— Work item —
Retype every record exactly. Leave the pictures out.

— Available records —
───
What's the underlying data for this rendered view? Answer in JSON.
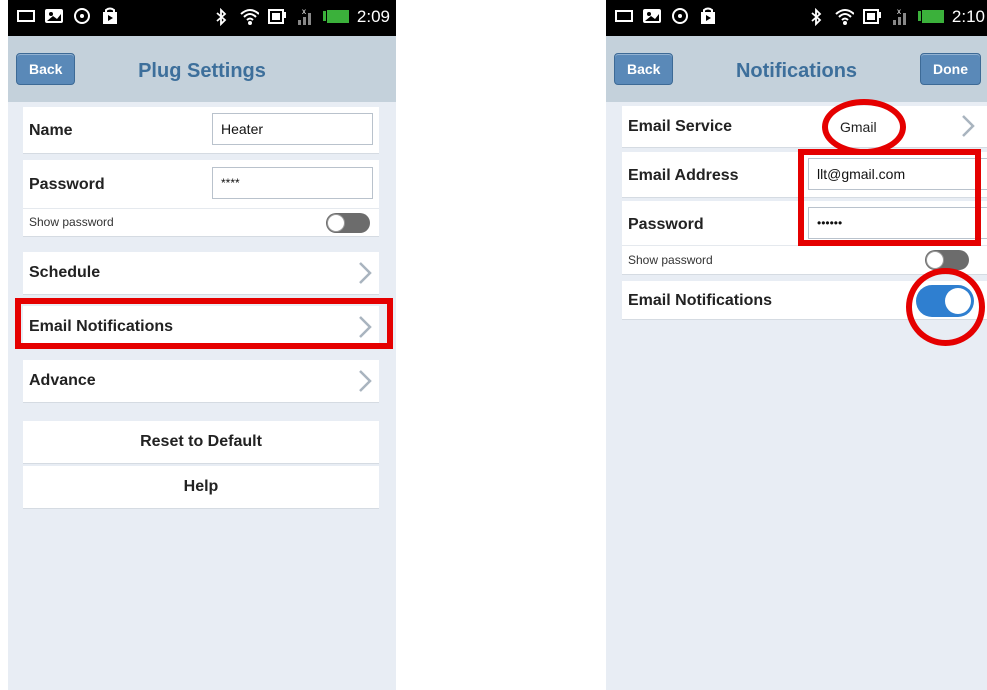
{
  "left_screen": {
    "status_bar": {
      "time": "2:09"
    },
    "header": {
      "back_label": "Back",
      "title": "Plug Settings"
    },
    "name": {
      "label": "Name",
      "value": "Heater"
    },
    "password": {
      "label": "Password",
      "value": "****"
    },
    "show_password": {
      "label": "Show password",
      "enabled": false
    },
    "menu": {
      "schedule": "Schedule",
      "email_notifications": "Email Notifications",
      "advance": "Advance"
    },
    "buttons": {
      "reset": "Reset to Default",
      "help": "Help"
    }
  },
  "right_screen": {
    "status_bar": {
      "time": "2:10"
    },
    "header": {
      "back_label": "Back",
      "title": "Notifications",
      "done_label": "Done"
    },
    "email_service": {
      "label": "Email Service",
      "value": "Gmail"
    },
    "email_address": {
      "label": "Email Address",
      "value": "llt@gmail.com"
    },
    "password": {
      "label": "Password",
      "value": "••••••"
    },
    "show_password": {
      "label": "Show password",
      "enabled": false
    },
    "email_notifications": {
      "label": "Email Notifications",
      "enabled": true
    }
  },
  "colors": {
    "highlight": "#e50000",
    "nav_bar": "#c4d1db",
    "title": "#3d6f9b",
    "button": "#5a89b8",
    "toggle_on": "#2f7fd0"
  }
}
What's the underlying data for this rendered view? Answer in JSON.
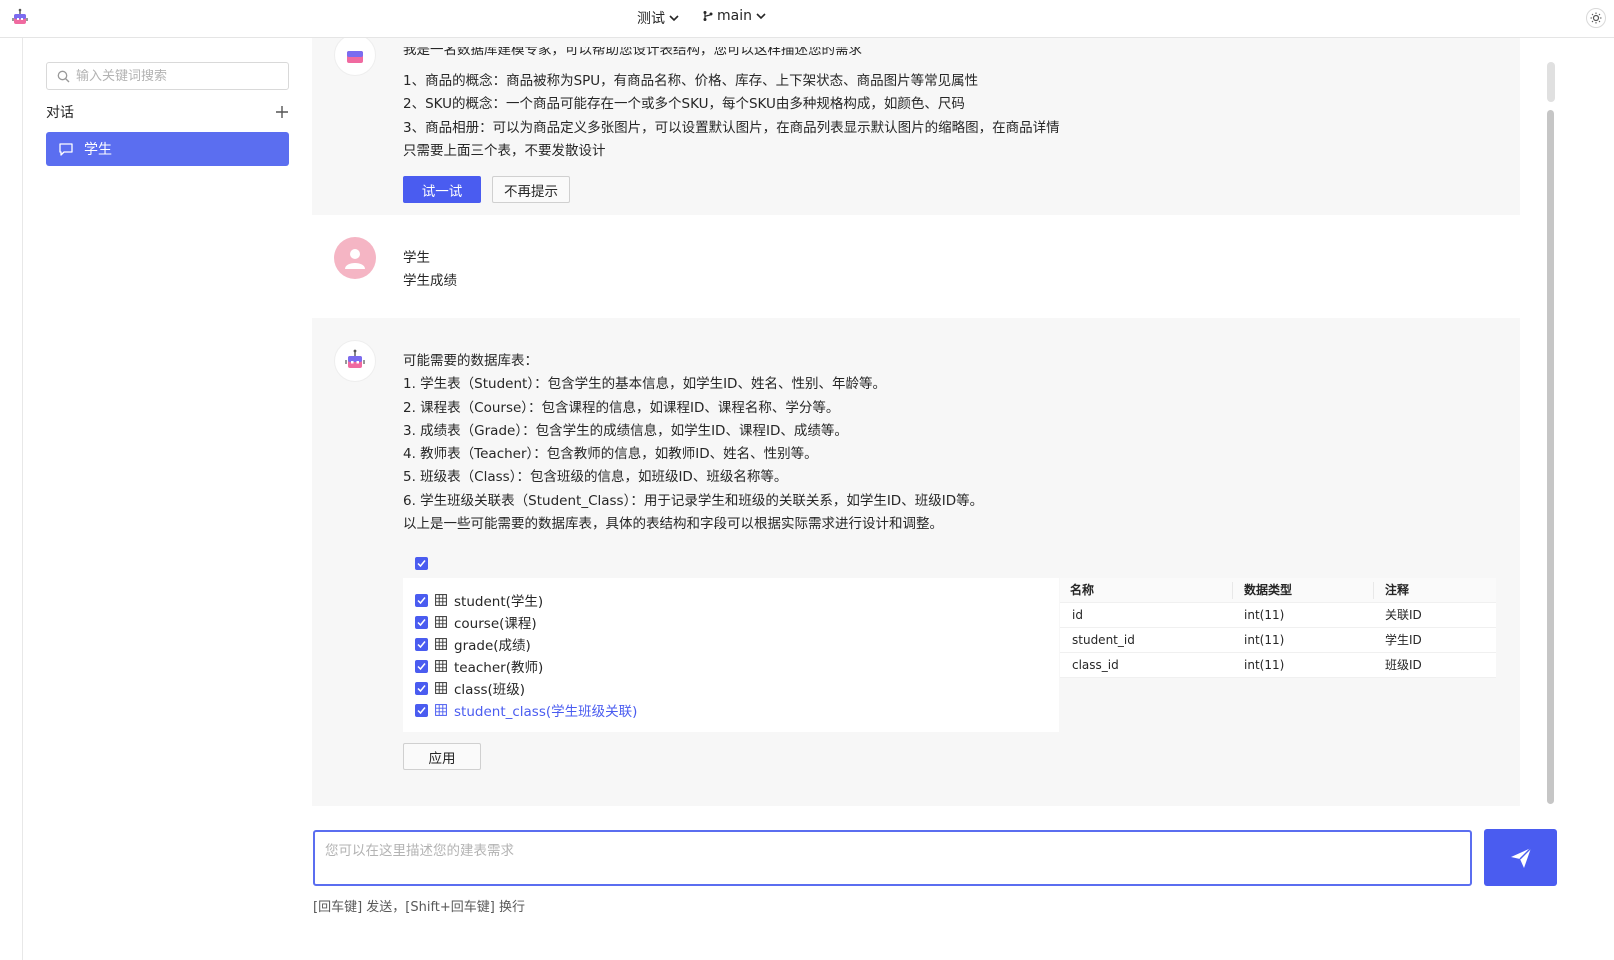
{
  "header": {
    "project_label": "测试",
    "branch_label": "main"
  },
  "sidebar": {
    "search_placeholder": "输入关键词搜索",
    "section_title": "对话",
    "conversations": [
      {
        "label": "学生"
      }
    ]
  },
  "bot_intro": {
    "partial_line": "我是一名数据库建模专家，可以帮助您设计表结构，您可以这样描述您的需求",
    "lines": [
      "1、商品的概念：商品被称为SPU，有商品名称、价格、库存、上下架状态、商品图片等常见属性",
      "2、SKU的概念：一个商品可能存在一个或多个SKU，每个SKU由多种规格构成，如颜色、尺码",
      "3、商品相册：可以为商品定义多张图片，可以设置默认图片，在商品列表显示默认图片的缩略图，在商品详情",
      "只需要上面三个表，不要发散设计"
    ],
    "try_button": "试一试",
    "dismiss_button": "不再提示"
  },
  "user_message": {
    "lines": [
      "学生",
      "学生成绩"
    ]
  },
  "bot_reply": {
    "lines": [
      "可能需要的数据库表：",
      "1. 学生表（Student）：包含学生的基本信息，如学生ID、姓名、性别、年龄等。",
      "2. 课程表（Course）：包含课程的信息，如课程ID、课程名称、学分等。",
      "3. 成绩表（Grade）：包含学生的成绩信息，如学生ID、课程ID、成绩等。",
      "4. 教师表（Teacher）：包含教师的信息，如教师ID、姓名、性别等。",
      "5. 班级表（Class）：包含班级的信息，如班级ID、班级名称等。",
      "6. 学生班级关联表（Student_Class）：用于记录学生和班级的关联关系，如学生ID、班级ID等。",
      "以上是一些可能需要的数据库表，具体的表结构和字段可以根据实际需求进行设计和调整。"
    ],
    "tables": [
      {
        "label": "student(学生)",
        "checked": true
      },
      {
        "label": "course(课程)",
        "checked": true
      },
      {
        "label": "grade(成绩)",
        "checked": true
      },
      {
        "label": "teacher(教师)",
        "checked": true
      },
      {
        "label": "class(班级)",
        "checked": true
      },
      {
        "label": "student_class(学生班级关联)",
        "checked": true,
        "active": true
      }
    ],
    "apply_button": "应用",
    "fields_table": {
      "headers": [
        "名称",
        "数据类型",
        "注释"
      ],
      "rows": [
        [
          "id",
          "int(11)",
          "关联ID"
        ],
        [
          "student_id",
          "int(11)",
          "学生ID"
        ],
        [
          "class_id",
          "int(11)",
          "班级ID"
        ]
      ]
    }
  },
  "composer": {
    "placeholder": "您可以在这里描述您的建表需求",
    "hint": "[回车键] 发送，[Shift+回车键] 换行"
  },
  "colors": {
    "accent": "#4a5cf0",
    "sidebar_active": "#5b6ef0",
    "message_bg": "#f7f7f7"
  }
}
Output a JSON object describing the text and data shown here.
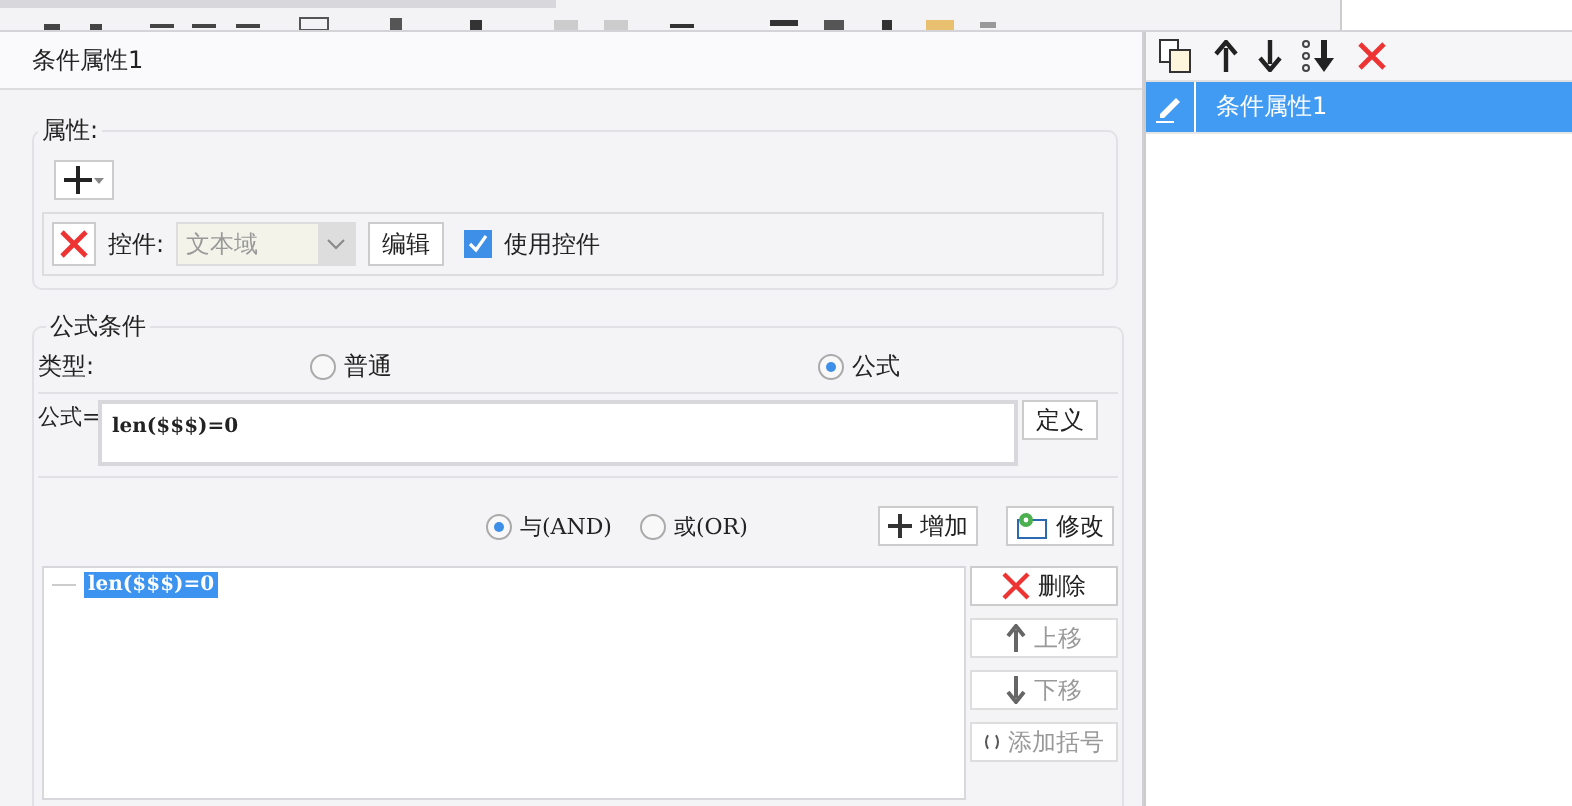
{
  "dialog": {
    "title": "条件属性1"
  },
  "properties": {
    "legend": "属性:",
    "widget_label": "控件:",
    "widget_select": {
      "value": "文本域",
      "disabled": true
    },
    "edit_button": "编辑",
    "use_widget": {
      "label": "使用控件",
      "checked": true
    }
  },
  "formula_condition": {
    "legend": "公式条件",
    "type_label": "类型:",
    "types": [
      {
        "label": "普通",
        "selected": false
      },
      {
        "label": "公式",
        "selected": true
      }
    ],
    "formula_label": "公式=",
    "formula_value": "len($$$)=0",
    "define_button": "定义",
    "logic": [
      {
        "label": "与(AND)",
        "selected": true
      },
      {
        "label": "或(OR)",
        "selected": false
      }
    ],
    "add_button": "增加",
    "modify_button": "修改",
    "conditions": [
      {
        "label": "len($$$)=0",
        "selected": true
      }
    ],
    "actions": [
      {
        "label": "删除",
        "kind": "delete",
        "disabled": false
      },
      {
        "label": "上移",
        "kind": "up",
        "disabled": true
      },
      {
        "label": "下移",
        "kind": "down",
        "disabled": true
      },
      {
        "label": "添加括号",
        "kind": "bracket",
        "disabled": true
      }
    ]
  },
  "condition_list": [
    {
      "label": "条件属性1",
      "selected": true
    }
  ]
}
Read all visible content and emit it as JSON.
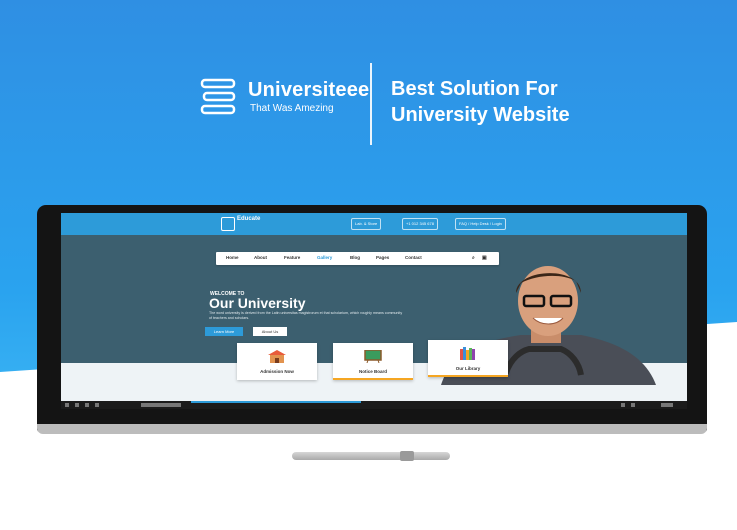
{
  "brand": {
    "name": "Universiteee",
    "tagline": "That Was Amezing"
  },
  "headline": {
    "line1": "Best Solution For",
    "line2": "University Website"
  },
  "screen": {
    "logo_text": "Educate",
    "contact_pills": [
      "Lab. & Store",
      "+1 012 345 678",
      "FAQ / Help Desk / Login"
    ],
    "nav_items": [
      "Home",
      "About",
      "Feature",
      "Gallery",
      "Blog",
      "Pages",
      "Contact"
    ],
    "hero": {
      "welcome": "WELCOME TO",
      "title": "Our University",
      "description": "The word university is derived from the Latin universitas magistrorum et that scholarium, which roughly means community of teachers and scholars.",
      "primary_button": "Learn More",
      "secondary_button": "About Us"
    },
    "cards": [
      {
        "label": "Admission Now"
      },
      {
        "label": "Notice Board"
      },
      {
        "label": "Our Library"
      }
    ]
  },
  "colors": {
    "background_blue": "#2f8fe3",
    "site_accent": "#2d9bd9",
    "hero_dark": "#3c5f6f",
    "card_accent": "#f5a623"
  }
}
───
— Problem solution —
What's the underlying data for this rendered view? Answer in JSON.
{
  "left_screen": {
    "status_bar": {
      "time": "2:09"
    },
    "header": {
      "back_label": "Back",
      "title": "Plug Settings"
    },
    "name": {
      "label": "Name",
      "value": "Heater"
    },
    "password": {
      "label": "Password",
      "value": "****"
    },
    "show_password": {
      "label": "Show password",
      "enabled": false
    },
    "menu": {
      "schedule": "Schedule",
      "email_notifications": "Email Notifications",
      "advance": "Advance"
    },
    "buttons": {
      "reset": "Reset to Default",
      "help": "Help"
    }
  },
  "right_screen": {
    "status_bar": {
      "time": "2:10"
    },
    "header": {
      "back_label": "Back",
      "title": "Notifications",
      "done_label": "Done"
    },
    "email_service": {
      "label": "Email Service",
      "value": "Gmail"
    },
    "email_address": {
      "label": "Email Address",
      "value": "llt@gmail.com"
    },
    "password": {
      "label": "Password",
      "value": "••••••"
    },
    "show_password": {
      "label": "Show password",
      "enabled": false
    },
    "email_notifications": {
      "label": "Email Notifications",
      "enabled": true
    }
  },
  "colors": {
    "highlight": "#e50000",
    "nav_bar": "#c4d1db",
    "title": "#3d6f9b",
    "button": "#5a89b8",
    "toggle_on": "#2f7fd0"
  }
}
What's the underlying data for this rendered view? Answer in JSON.
{
  "header": {
    "project_label": "测试",
    "branch_label": "main"
  },
  "sidebar": {
    "search_placeholder": "输入关键词搜索",
    "section_title": "对话",
    "conversations": [
      {
        "label": "学生"
      }
    ]
  },
  "bot_intro": {
    "partial_line": "我是一名数据库建模专家，可以帮助您设计表结构，您可以这样描述您的需求",
    "lines": [
      "1、商品的概念：商品被称为SPU，有商品名称、价格、库存、上下架状态、商品图片等常见属性",
      "2、SKU的概念：一个商品可能存在一个或多个SKU，每个SKU由多种规格构成，如颜色、尺码",
      "3、商品相册：可以为商品定义多张图片，可以设置默认图片，在商品列表显示默认图片的缩略图，在商品详情",
      "只需要上面三个表，不要发散设计"
    ],
    "try_button": "试一试",
    "dismiss_button": "不再提示"
  },
  "user_message": {
    "lines": [
      "学生",
      "学生成绩"
    ]
  },
  "bot_reply": {
    "lines": [
      "可能需要的数据库表：",
      "1. 学生表（Student）：包含学生的基本信息，如学生ID、姓名、性别、年龄等。",
      "2. 课程表（Course）：包含课程的信息，如课程ID、课程名称、学分等。",
      "3. 成绩表（Grade）：包含学生的成绩信息，如学生ID、课程ID、成绩等。",
      "4. 教师表（Teacher）：包含教师的信息，如教师ID、姓名、性别等。",
      "5. 班级表（Class）：包含班级的信息，如班级ID、班级名称等。",
      "6. 学生班级关联表（Student_Class）：用于记录学生和班级的关联关系，如学生ID、班级ID等。",
      "以上是一些可能需要的数据库表，具体的表结构和字段可以根据实际需求进行设计和调整。"
    ],
    "tables": [
      {
        "label": "student(学生)",
        "checked": true
      },
      {
        "label": "course(课程)",
        "checked": true
      },
      {
        "label": "grade(成绩)",
        "checked": true
      },
      {
        "label": "teacher(教师)",
        "checked": true
      },
      {
        "label": "class(班级)",
        "checked": true
      },
      {
        "label": "student_class(学生班级关联)",
        "checked": true,
        "active": true
      }
    ],
    "apply_button": "应用",
    "fields_table": {
      "headers": [
        "名称",
        "数据类型",
        "注释"
      ],
      "rows": [
        [
          "id",
          "int(11)",
          "关联ID"
        ],
        [
          "student_id",
          "int(11)",
          "学生ID"
        ],
        [
          "class_id",
          "int(11)",
          "班级ID"
        ]
      ]
    }
  },
  "composer": {
    "placeholder": "您可以在这里描述您的建表需求",
    "hint": "[回车键] 发送，[Shift+回车键] 换行"
  },
  "colors": {
    "accent": "#4a5cf0",
    "sidebar_active": "#5b6ef0",
    "message_bg": "#f7f7f7"
  }
}
Output a JSON object describing the text and data shown here.
{
  "dialog": {
    "title": "条件属性1"
  },
  "properties": {
    "legend": "属性:",
    "widget_label": "控件:",
    "widget_select": {
      "value": "文本域",
      "disabled": true
    },
    "edit_button": "编辑",
    "use_widget": {
      "label": "使用控件",
      "checked": true
    }
  },
  "formula_condition": {
    "legend": "公式条件",
    "type_label": "类型:",
    "types": [
      {
        "label": "普通",
        "selected": false
      },
      {
        "label": "公式",
        "selected": true
      }
    ],
    "formula_label": "公式=",
    "formula_value": "len($$$)=0",
    "define_button": "定义",
    "logic": [
      {
        "label": "与(AND)",
        "selected": true
      },
      {
        "label": "或(OR)",
        "selected": false
      }
    ],
    "add_button": "增加",
    "modify_button": "修改",
    "conditions": [
      {
        "label": "len($$$)=0",
        "selected": true
      }
    ],
    "actions": [
      {
        "label": "删除",
        "kind": "delete",
        "disabled": false
      },
      {
        "label": "上移",
        "kind": "up",
        "disabled": true
      },
      {
        "label": "下移",
        "kind": "down",
        "disabled": true
      },
      {
        "label": "添加括号",
        "kind": "bracket",
        "disabled": true
      }
    ]
  },
  "condition_list": [
    {
      "label": "条件属性1",
      "selected": true
    }
  ]
}
Read all visible content and emit it as JSON.
{
  "brand": {
    "name": "Universiteee",
    "tagline": "That Was Amezing"
  },
  "headline": {
    "line1": "Best Solution For",
    "line2": "University Website"
  },
  "screen": {
    "logo_text": "Educate",
    "contact_pills": [
      "Lab. & Store",
      "+1 012 345 678",
      "FAQ / Help Desk / Login"
    ],
    "nav_items": [
      "Home",
      "About",
      "Feature",
      "Gallery",
      "Blog",
      "Pages",
      "Contact"
    ],
    "hero": {
      "welcome": "WELCOME TO",
      "title": "Our University",
      "description": "The word university is derived from the Latin universitas magistrorum et that scholarium, which roughly means community of teachers and scholars.",
      "primary_button": "Learn More",
      "secondary_button": "About Us"
    },
    "cards": [
      {
        "label": "Admission Now"
      },
      {
        "label": "Notice Board"
      },
      {
        "label": "Our Library"
      }
    ]
  },
  "colors": {
    "background_blue": "#2f8fe3",
    "site_accent": "#2d9bd9",
    "hero_dark": "#3c5f6f",
    "card_accent": "#f5a623"
  }
}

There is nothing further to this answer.